■ **Records supplied**:
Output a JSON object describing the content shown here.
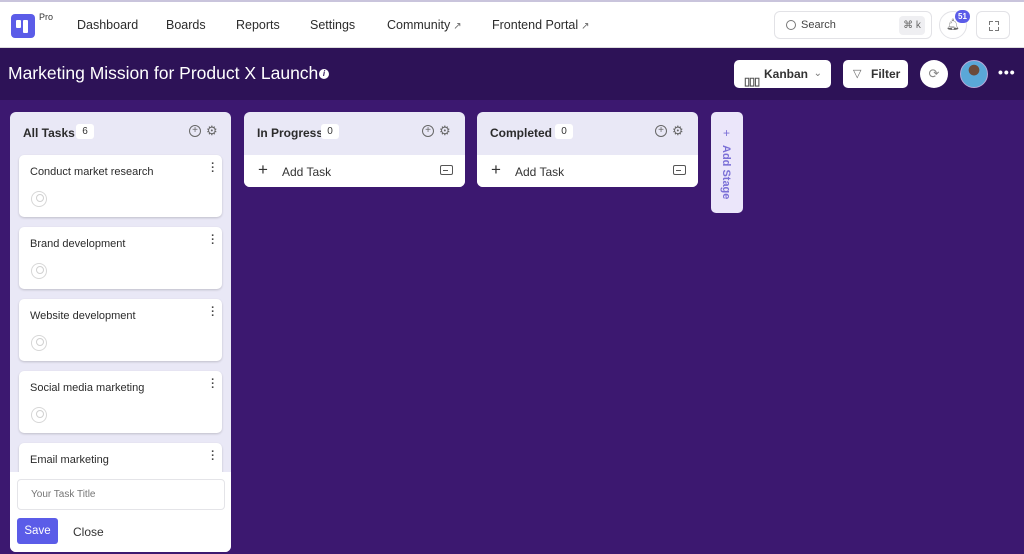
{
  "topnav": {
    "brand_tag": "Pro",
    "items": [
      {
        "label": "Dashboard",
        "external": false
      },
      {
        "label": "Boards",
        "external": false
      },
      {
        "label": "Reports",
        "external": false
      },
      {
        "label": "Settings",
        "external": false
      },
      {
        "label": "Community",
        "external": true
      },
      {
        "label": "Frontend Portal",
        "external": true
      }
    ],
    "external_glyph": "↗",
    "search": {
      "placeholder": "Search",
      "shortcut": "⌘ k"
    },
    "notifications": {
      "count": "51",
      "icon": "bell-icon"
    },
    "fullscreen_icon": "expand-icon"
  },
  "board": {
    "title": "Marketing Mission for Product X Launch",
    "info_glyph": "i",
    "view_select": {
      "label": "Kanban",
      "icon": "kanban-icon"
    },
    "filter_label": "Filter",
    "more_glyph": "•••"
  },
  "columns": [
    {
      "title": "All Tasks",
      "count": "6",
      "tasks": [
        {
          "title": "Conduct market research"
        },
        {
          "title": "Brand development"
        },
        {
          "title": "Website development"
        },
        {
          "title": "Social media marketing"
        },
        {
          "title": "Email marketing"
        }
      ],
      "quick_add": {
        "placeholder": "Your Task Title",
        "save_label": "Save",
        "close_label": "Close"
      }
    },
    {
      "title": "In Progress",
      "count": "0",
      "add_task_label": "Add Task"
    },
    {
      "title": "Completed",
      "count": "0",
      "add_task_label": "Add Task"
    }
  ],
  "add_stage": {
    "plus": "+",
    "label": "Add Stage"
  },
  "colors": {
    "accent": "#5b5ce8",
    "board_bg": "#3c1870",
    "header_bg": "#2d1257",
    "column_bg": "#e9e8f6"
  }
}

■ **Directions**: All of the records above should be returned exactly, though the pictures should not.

■ **Response**:
Output a JSON object describing the content shown here.
{
  "topnav": {
    "brand_tag": "Pro",
    "items": [
      {
        "label": "Dashboard",
        "external": false
      },
      {
        "label": "Boards",
        "external": false
      },
      {
        "label": "Reports",
        "external": false
      },
      {
        "label": "Settings",
        "external": false
      },
      {
        "label": "Community",
        "external": true
      },
      {
        "label": "Frontend Portal",
        "external": true
      }
    ],
    "external_glyph": "↗",
    "search": {
      "placeholder": "Search",
      "shortcut": "⌘ k"
    },
    "notifications": {
      "count": "51",
      "icon": "bell-icon"
    },
    "fullscreen_icon": "expand-icon"
  },
  "board": {
    "title": "Marketing Mission for Product X Launch",
    "info_glyph": "i",
    "view_select": {
      "label": "Kanban",
      "icon": "kanban-icon"
    },
    "filter_label": "Filter",
    "more_glyph": "•••"
  },
  "columns": [
    {
      "title": "All Tasks",
      "count": "6",
      "tasks": [
        {
          "title": "Conduct market research"
        },
        {
          "title": "Brand development"
        },
        {
          "title": "Website development"
        },
        {
          "title": "Social media marketing"
        },
        {
          "title": "Email marketing"
        }
      ],
      "quick_add": {
        "placeholder": "Your Task Title",
        "save_label": "Save",
        "close_label": "Close"
      }
    },
    {
      "title": "In Progress",
      "count": "0",
      "add_task_label": "Add Task"
    },
    {
      "title": "Completed",
      "count": "0",
      "add_task_label": "Add Task"
    }
  ],
  "add_stage": {
    "plus": "+",
    "label": "Add Stage"
  },
  "colors": {
    "accent": "#5b5ce8",
    "board_bg": "#3c1870",
    "header_bg": "#2d1257",
    "column_bg": "#e9e8f6"
  }
}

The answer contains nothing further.